Then a few years later, some experimental chefs noticed something important: monkfish liver tastes kind of like foie gras. An appreciation for monkfish meat soon followed, and today it’s become a staple on many a fine dining menu. Prices can go as high as S$80 per kilo.
3. Sushi (Specifically Nigiri Sushi)
One of the most traditional forms of sushi is nigiri sushi. It’s just a slice of fish on rice. And as you probably know, it’s not going to be the cheapest thing on the menu; there are sushi restaurants that charge more than S$800 for a meal (Masa in New York, for example).
But in the past, nigiri sushi was just a way to preserve fish. There was no refrigeration, so the fish was wrapped in vinegar soaked rice. This would preserve it for a few months, after which the rice was thrown out and the fish eaten (it was only much later when the rice was eaten as well). In the 18th and 19th centuries, sushi was a “street food” in Japan. It wasn’t especially expensive. However, sushi started to capture international interest between the 1950s and 1960s, after which prices climbed considerably.
Expensive sushi exploded onto the market in the 1980s, the era of Wall Street decadence, when it became the food of choice among high powered executives and the cultural elite.
Oysters were considered food for poor people, back in the early 19th century. It was the kind of thing fed to prisoners, the homeless, and orphaned children. In England, people could buy them by the barrel when they got desperate. So: cheap, not very nutritious, and capable of sending you to the toilet for hours if they were spoiled. Oysters were the streetside burger of the Industrial era.
Then disaster struck: toward the late 19th century, pollution of the waterways in England began to kill off oysters in droves. Since no one really understood ecologies back then, the solution was to grab oysters from other countries, and just chuck them in the water. The foreign oysters mostly didn’t survive (because, again, water pollution), and instead spread all kinds of diseases to the local sea life. This killed off even more local oysters, and made them even rarer.
Eventually, because human beings don’t make sense but economics sort of do, rarity value drove up the price of the oyster. Rich people began to eat them, because it really showed how much money you could afford to waste when you ate something rare. Oyster prices climbed, and while oysters are not endangered (we farm them, so the supply long ago recovered), they can still fetch anywhere from S$6 to S$12 per oyster.
These used to be considered the cockroaches of the ocean. That’s not to far off; they’re arthropods, so they’re literally insects related to scorpions and such.

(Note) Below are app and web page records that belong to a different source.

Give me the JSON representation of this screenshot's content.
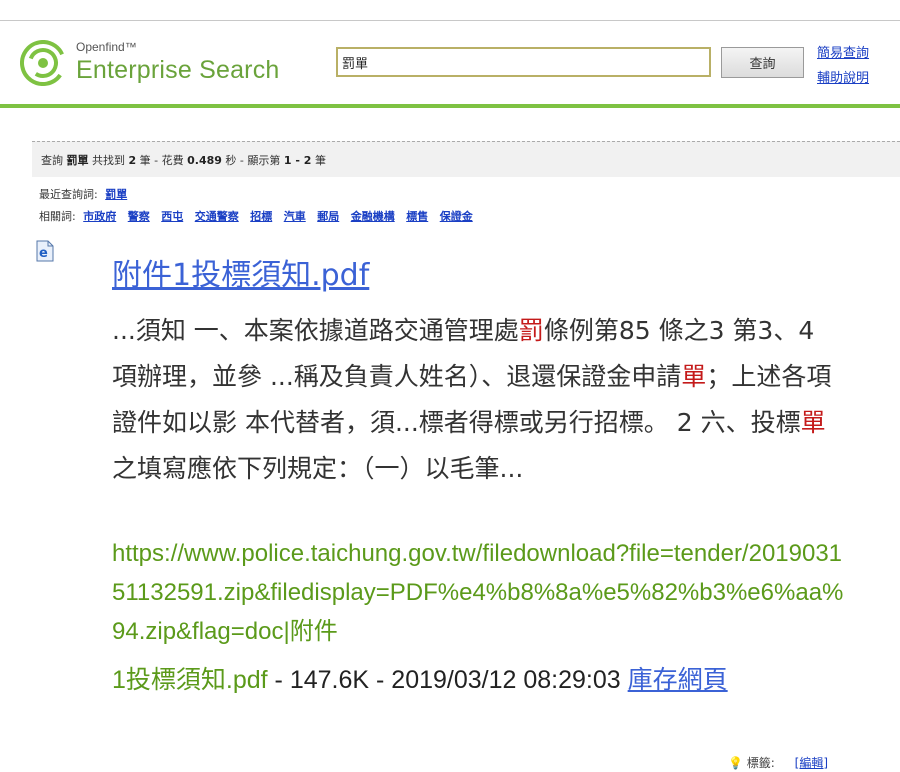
{
  "header": {
    "logo_small": "Openfind™",
    "logo_big": "Enterprise Search",
    "search_value": "罰單",
    "search_button": "查詢",
    "link_simple": "簡易查詢",
    "link_help": "輔助說明"
  },
  "info": {
    "prefix": "查詢",
    "query": "罰單",
    "found_prefix": "共找到",
    "count": "2",
    "found_suffix": "筆 - 花費",
    "time": "0.489",
    "time_suffix": "秒 - 顯示第",
    "range": "1 - 2",
    "range_suffix": "筆"
  },
  "recent": {
    "label": "最近查詢詞:",
    "keyword": "罰單"
  },
  "related": {
    "label": "相關詞:",
    "keywords": [
      "市政府",
      "警察",
      "西屯",
      "交通警察",
      "招標",
      "汽車",
      "郵局",
      "金融機構",
      "標售",
      "保證金"
    ]
  },
  "result": {
    "icon": "ie-document-icon",
    "title": "附件1投標須知.pdf",
    "snippet": {
      "s1": "...須知 一、本案依據道路交通管理處",
      "h1": "罰",
      "s2": "條例第85 條之3 第3、4 項辦理，並參 ...稱及負責人姓名）、退還保證金申請",
      "h2": "單",
      "s3": "；上述各項證件如以影 本代替者，須...標者得標或另行招標。 2 六、投標",
      "h3": "單",
      "s4": "之填寫應依下列規定：（一）以毛筆..."
    },
    "url": "https://www.police.taichung.gov.tw/filedownload?file=tender/201903151132591.zip&filedisplay=PDF%e4%b8%8a%e5%82%b3%e6%aa%94.zip&flag=doc|附件",
    "file": "1投標須知.pdf",
    "sep1": " - ",
    "size": "147.6K",
    "sep2": " - ",
    "date": "2019/03/12 08:29:03",
    "cache": "庫存網頁"
  },
  "tags": {
    "label": "標籤:",
    "edit": "[編輯]"
  },
  "colors": {
    "brand_green": "#7ec242",
    "link_blue": "#1a3fc4",
    "url_green": "#5b9a1a",
    "highlight_red": "#c41a1a"
  }
}
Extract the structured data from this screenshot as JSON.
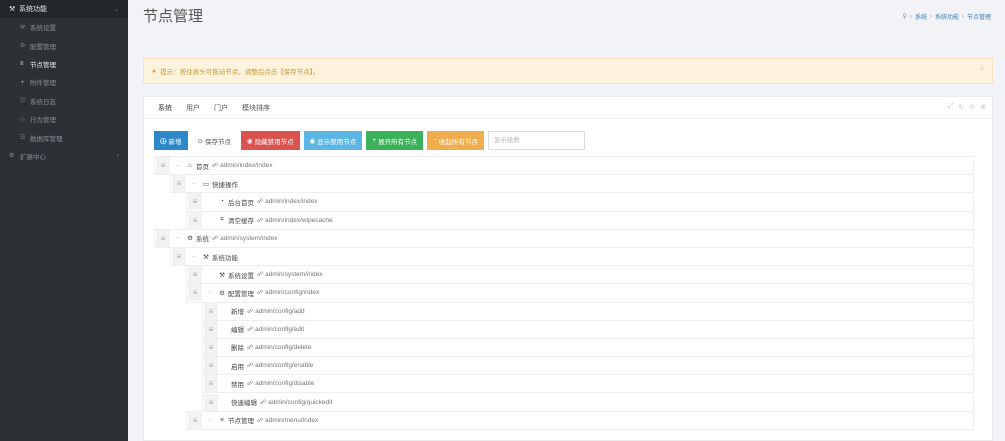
{
  "sidebar": {
    "header": {
      "icon": "wrench-icon",
      "label": "系统功能",
      "arrow": "⌄"
    },
    "items": [
      {
        "icon": "wrench-icon",
        "label": "系统设置",
        "active": false
      },
      {
        "icon": "gear-icon",
        "label": "配置管理",
        "active": false
      },
      {
        "icon": "list-icon",
        "label": "节点管理",
        "active": true
      },
      {
        "icon": "puzzle-icon",
        "label": "附件管理",
        "active": false
      },
      {
        "icon": "file-icon",
        "label": "系统日志",
        "active": false
      },
      {
        "icon": "shield-icon",
        "label": "行为管理",
        "active": false
      },
      {
        "icon": "db-icon",
        "label": "数据库管理",
        "active": false
      }
    ],
    "group": {
      "icon": "gear-icon",
      "label": "扩展中心",
      "arrow": "‹"
    }
  },
  "page": {
    "title": "节点管理",
    "breadcrumb": [
      "系统",
      "系统功能",
      "节点管理"
    ]
  },
  "alert": {
    "text": "提示：按住表头可拖动节点，调整后点击【保存节点】。",
    "close": "×"
  },
  "tabs": [
    "系统",
    "用户",
    "门户",
    "模块排序"
  ],
  "card_tools": [
    "⤢",
    "↻",
    "⊖",
    "⊗"
  ],
  "toolbar": {
    "add": "新增",
    "save": "保存节点",
    "hide": "隐藏禁用节点",
    "show": "显示禁用节点",
    "expand": "展开所有节点",
    "collapse": "收起所有节点",
    "search_placeholder": "显示级数"
  },
  "tree": [
    {
      "level": 0,
      "toggle": "-",
      "icon": "home-icon",
      "title": "首页",
      "path": "admin/index/index"
    },
    {
      "level": 1,
      "toggle": "-",
      "icon": "folder-icon",
      "title": "快捷操作",
      "path": ""
    },
    {
      "level": 2,
      "toggle": "",
      "icon": "dashboard-icon",
      "title": "后台首页",
      "path": "admin/index/index"
    },
    {
      "level": 2,
      "toggle": "",
      "icon": "trash-icon",
      "title": "清空缓存",
      "path": "admin/index/wipecache"
    },
    {
      "level": 0,
      "toggle": "-",
      "icon": "gear-icon",
      "title": "系统",
      "path": "admin/system/index"
    },
    {
      "level": 1,
      "toggle": "-",
      "icon": "wrench-icon",
      "title": "系统功能",
      "path": ""
    },
    {
      "level": 2,
      "toggle": "",
      "icon": "wrench-icon",
      "title": "系统设置",
      "path": "admin/system/index"
    },
    {
      "level": 2,
      "toggle": "-",
      "icon": "gears-icon",
      "title": "配置管理",
      "path": "admin/config/index"
    },
    {
      "level": 3,
      "toggle": "",
      "icon": "",
      "title": "新增",
      "path": "admin/config/add"
    },
    {
      "level": 3,
      "toggle": "",
      "icon": "",
      "title": "编辑",
      "path": "admin/config/edit"
    },
    {
      "level": 3,
      "toggle": "",
      "icon": "",
      "title": "删除",
      "path": "admin/config/delete"
    },
    {
      "level": 3,
      "toggle": "",
      "icon": "",
      "title": "启用",
      "path": "admin/config/enable"
    },
    {
      "level": 3,
      "toggle": "",
      "icon": "",
      "title": "禁用",
      "path": "admin/config/disable"
    },
    {
      "level": 3,
      "toggle": "",
      "icon": "",
      "title": "快速编辑",
      "path": "admin/config/quickedit"
    },
    {
      "level": 2,
      "toggle": "-",
      "icon": "list-icon",
      "title": "节点管理",
      "path": "admin/menu/index"
    }
  ]
}
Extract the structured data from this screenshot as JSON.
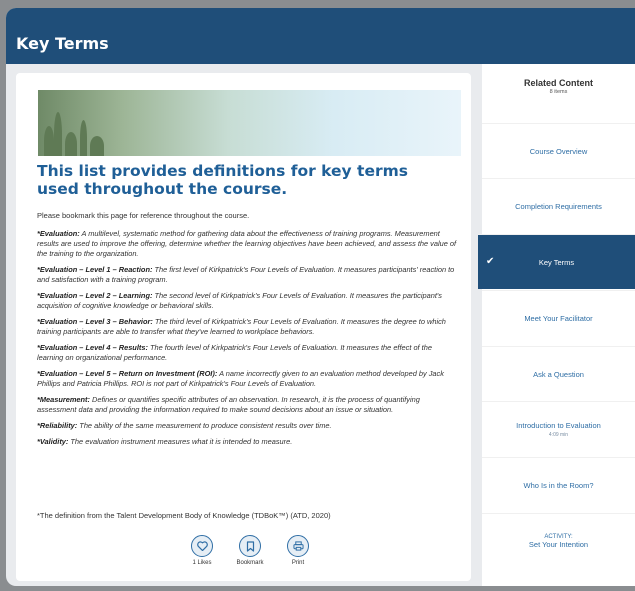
{
  "header": {
    "title": "Key Terms"
  },
  "main": {
    "heading": "This list provides definitions for key terms used throughout the course.",
    "intro": "Please bookmark this page for reference throughout the course.",
    "terms": [
      {
        "term": "*Evaluation:",
        "definition": " A multilevel, systematic method for gathering data about the effectiveness of training programs. Measurement results are used to improve the offering, determine whether the learning objectives have been achieved, and assess the value of the training to the organization."
      },
      {
        "term": "*Evaluation – Level 1 – Reaction:",
        "definition": " The first level of Kirkpatrick's Four Levels of Evaluation. It measures participants' reaction to and satisfaction with a training program."
      },
      {
        "term": "*Evaluation – Level 2 – Learning:",
        "definition": " The second level of Kirkpatrick's Four Levels of Evaluation. It measures the participant's acquisition of cognitive knowledge or behavioral skills."
      },
      {
        "term": "*Evaluation – Level 3 – Behavior:",
        "definition": " The third level of Kirkpatrick's Four Levels of Evaluation. It measures the degree to which training participants are able to transfer what they've learned to workplace behaviors."
      },
      {
        "term": "*Evaluation – Level 4 – Results:",
        "definition": " The fourth level of Kirkpatrick's Four Levels of Evaluation. It measures the effect of the learning on organizational performance."
      },
      {
        "term": "*Evaluation – Level 5 – Return on Investment (ROI):",
        "definition": " A name incorrectly given to an evaluation method developed by Jack Phillips and Patricia Phillips. ROI is not part of Kirkpatrick's Four Levels of Evaluation."
      },
      {
        "term": "*Measurement:",
        "definition": " Defines or quantifies specific attributes of an observation. In research, it is the process of quantifying assessment data and providing the information required to make sound decisions about an issue or situation."
      },
      {
        "term": "*Reliability:",
        "definition": " The ability of the same measurement to produce consistent results over time."
      },
      {
        "term": "*Validity:",
        "definition": " The evaluation instrument measures what it is intended to measure."
      }
    ],
    "footnote": "*The definition from the Talent Development Body of Knowledge (TDBoK™) (ATD, 2020)",
    "actions": {
      "likes_label": "1 Likes",
      "bookmark_label": "Bookmark",
      "print_label": "Print"
    }
  },
  "sidebar": {
    "title": "Related Content",
    "count": "8 items",
    "items": [
      {
        "label": "Course Overview",
        "sub": ""
      },
      {
        "label": "Completion Requirements",
        "sub": ""
      },
      {
        "label": "Key Terms",
        "sub": "",
        "active": true
      },
      {
        "label": "Meet Your Facilitator",
        "sub": ""
      },
      {
        "label": "Ask a Question",
        "sub": ""
      },
      {
        "label": "Introduction to Evaluation",
        "sub": "4:09 min"
      },
      {
        "label": "Who Is in the Room?",
        "sub": ""
      },
      {
        "label": "ACTIVITY:",
        "sub": "",
        "label2": "Set Your Intention"
      }
    ]
  },
  "colors": {
    "brand": "#1f4e79",
    "heading": "#1f5f97",
    "link": "#2f6ea5"
  }
}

Lobsters were considered so gross, there was a revolt in Maine where indentured servants were forced to eat them (they demanded lobster be served no more than three times a week, which would be a hilarious definition of “abuse” in today’s context).
Two things happened to change this. First, people started to boil lobsters alive; or at the very least, they would do it while the lobster was still fresh. Previously, many were eating dead lobsters washed up on the beach, which were probably quite, errr, ripe by the time they went in the pot. The second thing was the ignorance of people living inland. When trains made cargo delivery from the coast easier, the people living far from the sea saw lobsters for the first time.
Cunning merchants conned them into believing lobsters were exotic, a ruse that was only revealed…well never, we’re still conned into thinking they’re exotic. Today, lobsters can be bought for around S$30 per kilo at wholesale prices; but the price varies significantly based on season and supply.
This article was first published at Singsaver, 23 August 2017.